“Truth is stranger than fiction,” the saying goes, and this poses a real challenge for fiction writers. More so than ever today, in our post-truth era. Yet it’s a challenge that’s being met, often brilliantly.
Noah Hawley offers an excellent example. Not only is Hawley a gifted novelist—his latest, Before the Fall, made the New York Times100 Notable Books list last year—he is a masterful screenwriter as well, as exemplified by the first two seasons of “Fargo” in particular.
Much of Before the Fall concerns the 24-hour news cycle and the ways in which appearance vies with reality. In fact, the novel’s denouement revolves around these issues. But the book is such a gripping, suspenseful read that you’re only concerned with turning the pages. The issues raised do resonate after you put the book down, though.
The story (not the plot) is similar in “Fargo.” Set in the Upper Plains, the series contrasts the (mostly) polite and plain-spoken people who live there with the violent and chaotic spin of American social and political change. It does not do this overtly; both seasons are set in the past. Yet it’s there, and you become aware of it as you go along.
In both the book and the TV series, Hawley does what writers are supposed to do: dig inside his characters to present their truth. That’s one thing that has not changed in our current climate and it means that truth continues to have a bright future—at least in fiction and film.
If you had any doubts about what’s ahead in the wake of the 2016 presidential election, an alarming story in today’s papers—archaic media which attempt to purvey “facts”—should provide some clues as to what’s coming.
The post-truth item in question: a persistent story on social media claiming that Comet Ping Pong, a pizza restaurant in northwest Washington, was harboring young children as sex slaves as part of a child-abuse ring led by Hillary Clinton.
Believing the Hillary Clinton-led pedophile pizza story to be true, an incredibly ill-informed young man drove six hours from North Carolina to D. C. with his rifle to conduct a “self-investigation.” He managed to get off a shot before he was arrested.
As scary (and to me, unbelievable) as this story is, here’s something even scarier: Lt. Gen. Michael Flynn, President-elect Trump’s choice for national security adviser, has been promoting the supposed Hillary Clinton-pedophilia connection on Twitter. His son and advisor, Mike Flynn Jr., continues to do so, even claiming that Edgar Welch, the deluded North Carolina man who drove to Washington to “investigate,” was a plant to discredit fake news websites. As though fake news sites needed discrediting.

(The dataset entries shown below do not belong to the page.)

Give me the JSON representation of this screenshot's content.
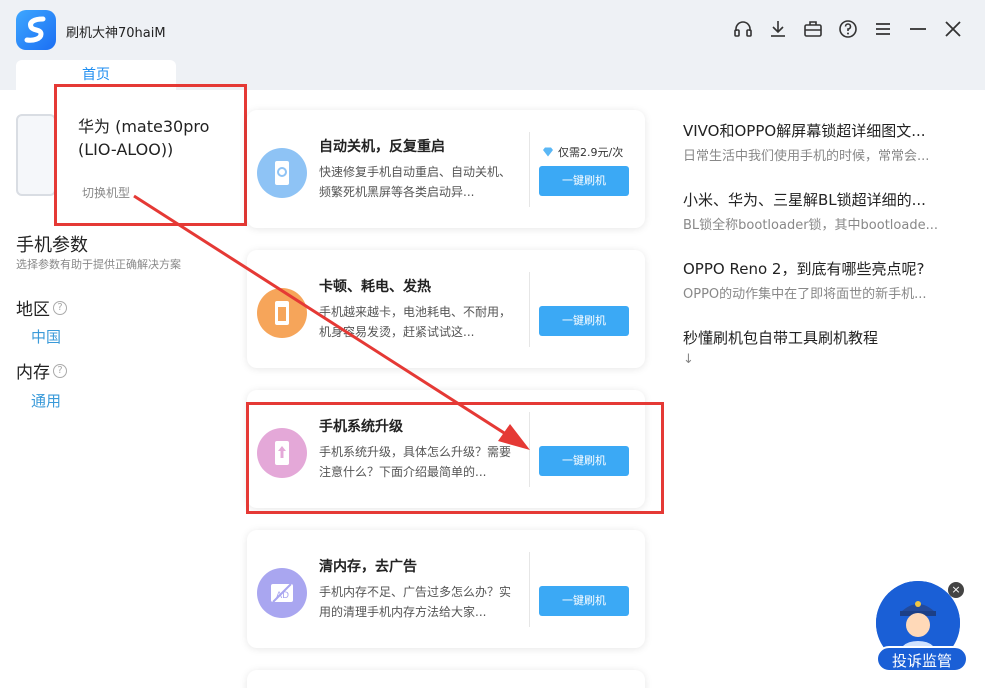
{
  "app": {
    "title": "刷机大神70haiM"
  },
  "tabs": [
    {
      "label": "首页"
    }
  ],
  "device": {
    "name": "华为 (mate30pro (LIO-ALOO))",
    "switch_label": "切换机型"
  },
  "params": {
    "title": "手机参数",
    "subtitle": "选择参数有助于提供正确解决方案",
    "region": {
      "label": "地区",
      "value": "中国"
    },
    "memory": {
      "label": "内存",
      "value": "通用"
    }
  },
  "cards": [
    {
      "title": "自动关机，反复重启",
      "desc": "快速修复手机自动重启、自动关机、频繁死机黑屏等各类启动异...",
      "button": "一键刷机",
      "price": "仅需2.9元/次",
      "color": "#8ec3f5",
      "icon": "phone-restart-icon"
    },
    {
      "title": "卡顿、耗电、发热",
      "desc": "手机越来越卡，电池耗电、不耐用，机身容易发烫，赶紧试试这...",
      "button": "一键刷机",
      "color": "#f6a55a",
      "icon": "battery-phone-icon"
    },
    {
      "title": "手机系统升级",
      "desc": "手机系统升级，具体怎么升级？需要注意什么？下面介绍最简单的...",
      "button": "一键刷机",
      "color": "#e4a8d8",
      "icon": "upgrade-phone-icon"
    },
    {
      "title": "清内存，去广告",
      "desc": "手机内存不足、广告过多怎么办？实用的清理手机内存方法给大家...",
      "button": "一键刷机",
      "color": "#a9a6f0",
      "icon": "no-ad-icon"
    }
  ],
  "articles": [
    {
      "title": "VIVO和OPPO解屏幕锁超详细图文...",
      "desc": "日常生活中我们使用手机的时候，常常会..."
    },
    {
      "title": "小米、华为、三星解BL锁超详细的...",
      "desc": "BL锁全称bootloader锁，其中bootloade..."
    },
    {
      "title": "OPPO Reno 2，到底有哪些亮点呢?",
      "desc": "OPPO的动作集中在了即将面世的新手机..."
    },
    {
      "title": "秒懂刷机包自带工具刷机教程",
      "desc": "↓"
    }
  ],
  "complaint": {
    "label": "投诉监管",
    "close": "×"
  },
  "colors": {
    "accent": "#1f8ef1",
    "button": "#3ba9f5",
    "highlight": "#e53935"
  }
}
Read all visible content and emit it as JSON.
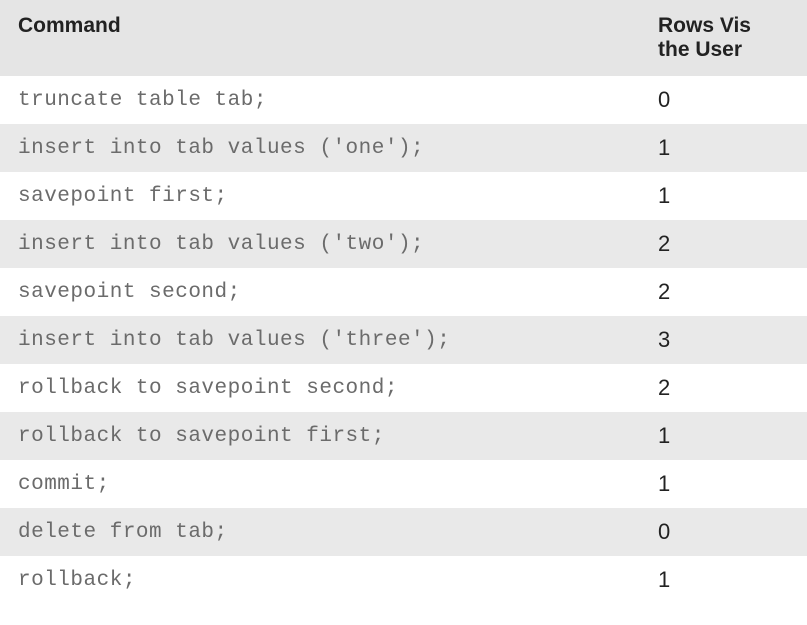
{
  "table": {
    "headers": {
      "command": "Command",
      "rows_visible_line1": "Rows Vis",
      "rows_visible_line2": "the User"
    },
    "rows": [
      {
        "command": "truncate table tab;",
        "rows_visible": "0"
      },
      {
        "command": "insert into tab values ('one');",
        "rows_visible": "1"
      },
      {
        "command": "savepoint first;",
        "rows_visible": "1"
      },
      {
        "command": "insert into tab values ('two');",
        "rows_visible": "2"
      },
      {
        "command": "savepoint second;",
        "rows_visible": "2"
      },
      {
        "command": "insert into tab values ('three');",
        "rows_visible": "3"
      },
      {
        "command": "rollback to savepoint second;",
        "rows_visible": "2"
      },
      {
        "command": "rollback to savepoint first;",
        "rows_visible": "1"
      },
      {
        "command": "commit;",
        "rows_visible": "1"
      },
      {
        "command": "delete from tab;",
        "rows_visible": "0"
      },
      {
        "command": "rollback;",
        "rows_visible": "1"
      }
    ]
  }
}
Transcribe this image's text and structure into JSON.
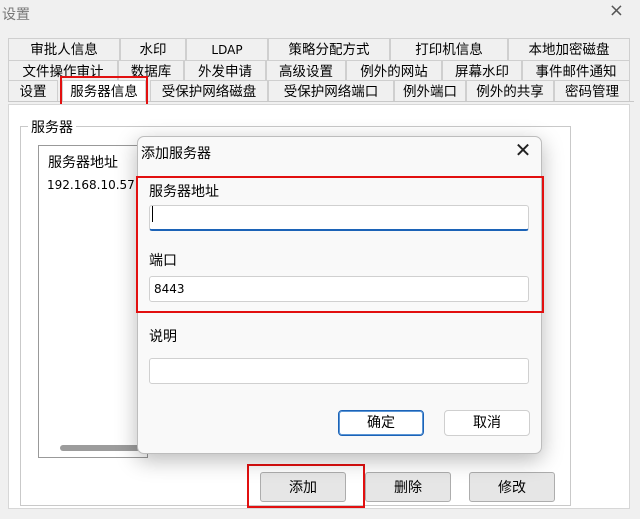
{
  "window": {
    "title": "设置"
  },
  "tabs_row1": [
    "审批人信息",
    "水印",
    "LDAP",
    "策略分配方式",
    "打印机信息",
    "本地加密磁盘"
  ],
  "tabs_row2": [
    "文件操作审计",
    "数据库",
    "外发申请",
    "高级设置",
    "例外的网站",
    "屏幕水印",
    "事件邮件通知"
  ],
  "tabs_row3": [
    "设置",
    "服务器信息",
    "受保护网络磁盘",
    "受保护网络端口",
    "例外端口",
    "例外的共享",
    "密码管理"
  ],
  "group": {
    "label": "服务器",
    "list_header": "服务器地址",
    "list_rows": [
      "192.168.10.57"
    ]
  },
  "buttons": {
    "add": "添加",
    "delete": "删除",
    "modify": "修改"
  },
  "dialog": {
    "title": "添加服务器",
    "server_address_label": "服务器地址",
    "server_address_value": "",
    "port_label": "端口",
    "port_value": "8443",
    "description_label": "说明",
    "description_value": "",
    "ok": "确定",
    "cancel": "取消"
  },
  "colors": {
    "highlight_red": "#e21010",
    "focus_blue": "#1c63b7"
  }
}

I don’t want to live in a post-truth world. If you don’t either, then join me in standing up for the facts whenever and wherever you can.
Update: Mike Flynn Jr. has apparently been dismissed from the Trump transition team. As of this writing, his father remains on board.